- Then, you can click on the gimbal icon, which will take you to the gimbal settings
- After that, you can click on “auto-calibrate gimbal”, which will alert you to check that the aircraft is level and that nothing obstructs the gimbal’s range of motion. Pushing okay will start the calibration.
- You will receive a message once the gimbal calibration has been successful and this should have removed any drone gimbal overload warnings which you have encountered.
Frequently asked questions
Here are some frequently asked questions about gimbals.
What is causing my gimbal overload
Gimbals are very sensitive and can easily become overloaded if a foreign body blocks the gimbal’s movement.
Here are some issues that I have encountered while flying my drone:
- a small stick has blocked the movement of the gimbal during the pre-flight checks
- I have accidentally left the gimbal cover on

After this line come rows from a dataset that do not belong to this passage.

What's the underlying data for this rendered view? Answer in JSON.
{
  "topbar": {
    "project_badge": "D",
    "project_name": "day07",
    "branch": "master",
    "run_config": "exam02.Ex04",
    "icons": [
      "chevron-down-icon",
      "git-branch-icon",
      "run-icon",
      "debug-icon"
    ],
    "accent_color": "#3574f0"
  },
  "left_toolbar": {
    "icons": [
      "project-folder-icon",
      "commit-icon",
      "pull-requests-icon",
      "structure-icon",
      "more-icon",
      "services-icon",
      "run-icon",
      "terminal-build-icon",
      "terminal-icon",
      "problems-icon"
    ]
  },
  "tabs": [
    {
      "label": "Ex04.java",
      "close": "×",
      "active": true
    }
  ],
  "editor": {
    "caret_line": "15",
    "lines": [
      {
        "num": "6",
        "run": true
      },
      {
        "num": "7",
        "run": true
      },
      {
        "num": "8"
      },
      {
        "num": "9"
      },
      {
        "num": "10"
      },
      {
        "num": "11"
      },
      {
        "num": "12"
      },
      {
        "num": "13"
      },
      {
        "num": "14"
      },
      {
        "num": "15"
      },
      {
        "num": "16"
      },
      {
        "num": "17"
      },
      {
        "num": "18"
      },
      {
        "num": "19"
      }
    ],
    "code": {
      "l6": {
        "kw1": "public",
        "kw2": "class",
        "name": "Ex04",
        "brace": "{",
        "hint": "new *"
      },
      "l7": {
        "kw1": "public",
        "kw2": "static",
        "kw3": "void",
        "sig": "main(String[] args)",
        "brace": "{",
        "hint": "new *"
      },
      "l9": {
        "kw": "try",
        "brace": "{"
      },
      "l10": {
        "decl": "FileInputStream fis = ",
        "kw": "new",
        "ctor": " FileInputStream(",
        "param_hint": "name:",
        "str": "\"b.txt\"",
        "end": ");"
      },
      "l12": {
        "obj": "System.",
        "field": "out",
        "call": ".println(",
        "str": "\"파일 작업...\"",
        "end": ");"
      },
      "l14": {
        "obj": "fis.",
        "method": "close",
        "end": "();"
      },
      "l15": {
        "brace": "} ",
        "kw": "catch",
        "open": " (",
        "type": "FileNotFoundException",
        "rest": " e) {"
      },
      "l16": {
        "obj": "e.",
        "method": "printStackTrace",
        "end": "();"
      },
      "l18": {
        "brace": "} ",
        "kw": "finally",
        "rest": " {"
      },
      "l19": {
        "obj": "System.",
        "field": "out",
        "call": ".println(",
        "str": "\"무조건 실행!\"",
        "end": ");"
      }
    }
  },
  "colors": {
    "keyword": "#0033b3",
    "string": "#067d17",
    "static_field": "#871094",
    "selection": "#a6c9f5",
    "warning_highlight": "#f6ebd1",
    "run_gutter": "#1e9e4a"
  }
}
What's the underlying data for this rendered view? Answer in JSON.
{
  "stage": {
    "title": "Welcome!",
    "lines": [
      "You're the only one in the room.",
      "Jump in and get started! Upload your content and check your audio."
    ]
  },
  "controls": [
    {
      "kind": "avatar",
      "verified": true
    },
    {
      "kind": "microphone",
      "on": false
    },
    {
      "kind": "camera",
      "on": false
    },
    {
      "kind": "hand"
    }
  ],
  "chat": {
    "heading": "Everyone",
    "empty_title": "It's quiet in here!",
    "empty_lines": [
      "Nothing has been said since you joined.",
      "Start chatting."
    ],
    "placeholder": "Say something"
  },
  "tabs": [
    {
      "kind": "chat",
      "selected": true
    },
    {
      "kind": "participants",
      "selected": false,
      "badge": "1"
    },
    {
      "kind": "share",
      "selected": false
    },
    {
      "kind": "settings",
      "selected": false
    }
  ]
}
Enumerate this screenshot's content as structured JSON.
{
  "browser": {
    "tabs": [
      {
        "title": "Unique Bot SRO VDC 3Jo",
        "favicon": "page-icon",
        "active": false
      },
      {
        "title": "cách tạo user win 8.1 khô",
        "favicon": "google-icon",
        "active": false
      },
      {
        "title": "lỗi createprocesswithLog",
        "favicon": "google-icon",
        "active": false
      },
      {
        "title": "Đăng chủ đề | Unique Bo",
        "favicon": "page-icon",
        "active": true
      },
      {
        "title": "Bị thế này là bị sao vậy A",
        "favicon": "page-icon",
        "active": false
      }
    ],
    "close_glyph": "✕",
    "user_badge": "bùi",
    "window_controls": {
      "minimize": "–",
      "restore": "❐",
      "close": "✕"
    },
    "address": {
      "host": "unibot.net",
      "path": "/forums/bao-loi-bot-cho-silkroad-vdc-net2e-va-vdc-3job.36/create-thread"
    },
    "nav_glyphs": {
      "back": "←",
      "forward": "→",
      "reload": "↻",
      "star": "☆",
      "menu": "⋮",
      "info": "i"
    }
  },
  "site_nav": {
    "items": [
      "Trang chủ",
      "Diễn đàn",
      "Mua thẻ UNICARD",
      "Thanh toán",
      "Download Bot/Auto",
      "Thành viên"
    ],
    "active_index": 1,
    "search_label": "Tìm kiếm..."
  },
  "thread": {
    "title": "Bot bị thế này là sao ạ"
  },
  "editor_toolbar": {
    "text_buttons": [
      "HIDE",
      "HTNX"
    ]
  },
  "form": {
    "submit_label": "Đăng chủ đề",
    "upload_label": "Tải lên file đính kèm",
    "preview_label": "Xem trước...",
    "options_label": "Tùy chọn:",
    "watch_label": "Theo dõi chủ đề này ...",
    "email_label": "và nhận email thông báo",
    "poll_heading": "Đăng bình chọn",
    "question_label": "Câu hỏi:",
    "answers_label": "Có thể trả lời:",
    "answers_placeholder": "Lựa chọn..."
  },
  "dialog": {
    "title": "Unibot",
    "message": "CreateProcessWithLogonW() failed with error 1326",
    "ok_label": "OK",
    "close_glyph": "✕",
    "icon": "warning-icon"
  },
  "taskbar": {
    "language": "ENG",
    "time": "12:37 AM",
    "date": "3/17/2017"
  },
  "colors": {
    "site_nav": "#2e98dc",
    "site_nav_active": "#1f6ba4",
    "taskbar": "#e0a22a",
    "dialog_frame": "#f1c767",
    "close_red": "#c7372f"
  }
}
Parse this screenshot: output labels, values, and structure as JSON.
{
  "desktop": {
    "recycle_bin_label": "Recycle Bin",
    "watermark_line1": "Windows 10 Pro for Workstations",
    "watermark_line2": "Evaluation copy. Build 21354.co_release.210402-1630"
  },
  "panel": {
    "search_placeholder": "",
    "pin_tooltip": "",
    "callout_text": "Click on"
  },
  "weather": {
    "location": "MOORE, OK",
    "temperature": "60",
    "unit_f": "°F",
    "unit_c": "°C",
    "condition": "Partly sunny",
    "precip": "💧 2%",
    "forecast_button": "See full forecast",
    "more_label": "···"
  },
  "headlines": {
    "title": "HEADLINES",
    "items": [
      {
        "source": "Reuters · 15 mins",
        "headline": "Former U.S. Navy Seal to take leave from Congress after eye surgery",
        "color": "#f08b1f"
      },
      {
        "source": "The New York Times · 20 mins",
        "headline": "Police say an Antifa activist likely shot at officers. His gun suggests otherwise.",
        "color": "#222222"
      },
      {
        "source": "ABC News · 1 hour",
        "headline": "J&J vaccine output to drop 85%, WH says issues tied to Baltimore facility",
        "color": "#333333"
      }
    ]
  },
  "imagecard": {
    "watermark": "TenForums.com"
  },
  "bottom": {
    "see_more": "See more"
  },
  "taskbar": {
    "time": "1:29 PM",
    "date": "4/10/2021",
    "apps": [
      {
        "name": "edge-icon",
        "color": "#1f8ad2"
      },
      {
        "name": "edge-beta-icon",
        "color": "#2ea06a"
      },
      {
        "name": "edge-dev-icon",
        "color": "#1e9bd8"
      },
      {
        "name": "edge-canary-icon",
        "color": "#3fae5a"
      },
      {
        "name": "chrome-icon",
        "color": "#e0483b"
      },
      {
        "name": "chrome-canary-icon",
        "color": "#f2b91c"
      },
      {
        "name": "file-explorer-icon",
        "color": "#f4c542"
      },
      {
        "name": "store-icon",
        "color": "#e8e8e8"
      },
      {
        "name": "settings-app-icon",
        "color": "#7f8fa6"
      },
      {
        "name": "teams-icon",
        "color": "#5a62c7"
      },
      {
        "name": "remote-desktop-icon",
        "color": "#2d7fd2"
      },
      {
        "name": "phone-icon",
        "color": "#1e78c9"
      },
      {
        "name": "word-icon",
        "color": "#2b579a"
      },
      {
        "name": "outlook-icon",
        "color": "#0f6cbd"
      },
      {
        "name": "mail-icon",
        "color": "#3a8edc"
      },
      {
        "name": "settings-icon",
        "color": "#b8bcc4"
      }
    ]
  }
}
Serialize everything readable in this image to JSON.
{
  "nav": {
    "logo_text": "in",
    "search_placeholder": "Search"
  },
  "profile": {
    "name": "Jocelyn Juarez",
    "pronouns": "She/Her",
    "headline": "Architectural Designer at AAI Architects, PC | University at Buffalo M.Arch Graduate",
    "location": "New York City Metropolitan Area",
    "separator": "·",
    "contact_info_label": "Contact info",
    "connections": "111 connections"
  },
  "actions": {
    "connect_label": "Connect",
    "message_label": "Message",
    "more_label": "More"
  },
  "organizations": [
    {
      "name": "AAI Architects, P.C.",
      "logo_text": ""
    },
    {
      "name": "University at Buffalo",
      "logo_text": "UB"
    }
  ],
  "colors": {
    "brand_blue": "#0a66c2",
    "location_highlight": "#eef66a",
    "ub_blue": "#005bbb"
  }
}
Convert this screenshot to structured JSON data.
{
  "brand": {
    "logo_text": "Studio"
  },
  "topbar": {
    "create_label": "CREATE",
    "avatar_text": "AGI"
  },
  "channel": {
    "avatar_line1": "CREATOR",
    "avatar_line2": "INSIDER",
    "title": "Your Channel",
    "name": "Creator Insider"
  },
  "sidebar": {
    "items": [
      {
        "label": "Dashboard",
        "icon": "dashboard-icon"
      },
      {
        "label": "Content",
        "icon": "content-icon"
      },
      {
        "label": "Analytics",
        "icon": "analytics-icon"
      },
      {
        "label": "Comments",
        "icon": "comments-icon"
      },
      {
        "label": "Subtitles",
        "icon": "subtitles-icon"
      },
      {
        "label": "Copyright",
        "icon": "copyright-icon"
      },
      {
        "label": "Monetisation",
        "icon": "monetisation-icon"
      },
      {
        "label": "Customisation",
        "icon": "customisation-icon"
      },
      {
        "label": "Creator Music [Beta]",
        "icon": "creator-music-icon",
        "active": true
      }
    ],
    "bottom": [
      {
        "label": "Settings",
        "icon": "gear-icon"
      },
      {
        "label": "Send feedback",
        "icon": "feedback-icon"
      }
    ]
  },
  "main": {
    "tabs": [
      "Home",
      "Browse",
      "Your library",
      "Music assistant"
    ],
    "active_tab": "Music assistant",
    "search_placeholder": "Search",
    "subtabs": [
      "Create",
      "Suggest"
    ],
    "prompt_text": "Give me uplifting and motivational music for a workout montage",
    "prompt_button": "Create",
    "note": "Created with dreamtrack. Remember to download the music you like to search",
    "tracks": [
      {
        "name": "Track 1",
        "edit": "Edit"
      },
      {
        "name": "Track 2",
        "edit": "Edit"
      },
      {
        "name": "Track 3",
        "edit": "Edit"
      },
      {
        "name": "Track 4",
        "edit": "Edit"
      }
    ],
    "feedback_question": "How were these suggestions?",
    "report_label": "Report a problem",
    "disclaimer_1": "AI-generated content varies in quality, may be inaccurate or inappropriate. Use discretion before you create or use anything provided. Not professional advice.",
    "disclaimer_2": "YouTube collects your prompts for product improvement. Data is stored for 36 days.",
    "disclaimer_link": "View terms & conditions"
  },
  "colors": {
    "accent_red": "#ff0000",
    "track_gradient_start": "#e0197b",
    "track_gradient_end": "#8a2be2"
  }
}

- high wind conditions have forced the gimbal to overload
Fixing a gimbal overload issue is very simple and can be achieved by removing the obstruction and recalibrating the gimbal if required by the drone flying software.
How does a gimbal work?
A gimbal is a device that holds an object in place despite the movement of the equipment to which it is attached — in this case, a drone.
The object linked to the drone will remain stable as the drone changes position and is banged and knocked by the wind.
Camera and drone gimbals are both powered by electricity. They employ a combination of sensors and motors to hold the camera in place as the drone travels around.
Gyroscopes and motors are used in electronic gimbals to regulate the camera’s position. A complicated system of electronics and feedback systems controls each motor that counteracts the movement.
There will be motors on each access to cancel out movement along all three axes if it is a three-axis gimbal.
A gimbal is critical for drone shots because the drone is subjected to unintentional movement from the wind in all directions.
The final word
This article has been through all of the chief drones with gimbals currently available on the market.
Before you jump into your purchase, make sure you understand the difference between the different types of gimbals and their benefits and minuses.
Importantly, you will spend much more on a three-axis gimbal. Still, the quality of the footage you capture will be much better and enable you to sell your footage to professional editors looking for the perfect drone footage.
You can get away by using a two-axis gimbal by minimising the drone’s yaw motion while flying.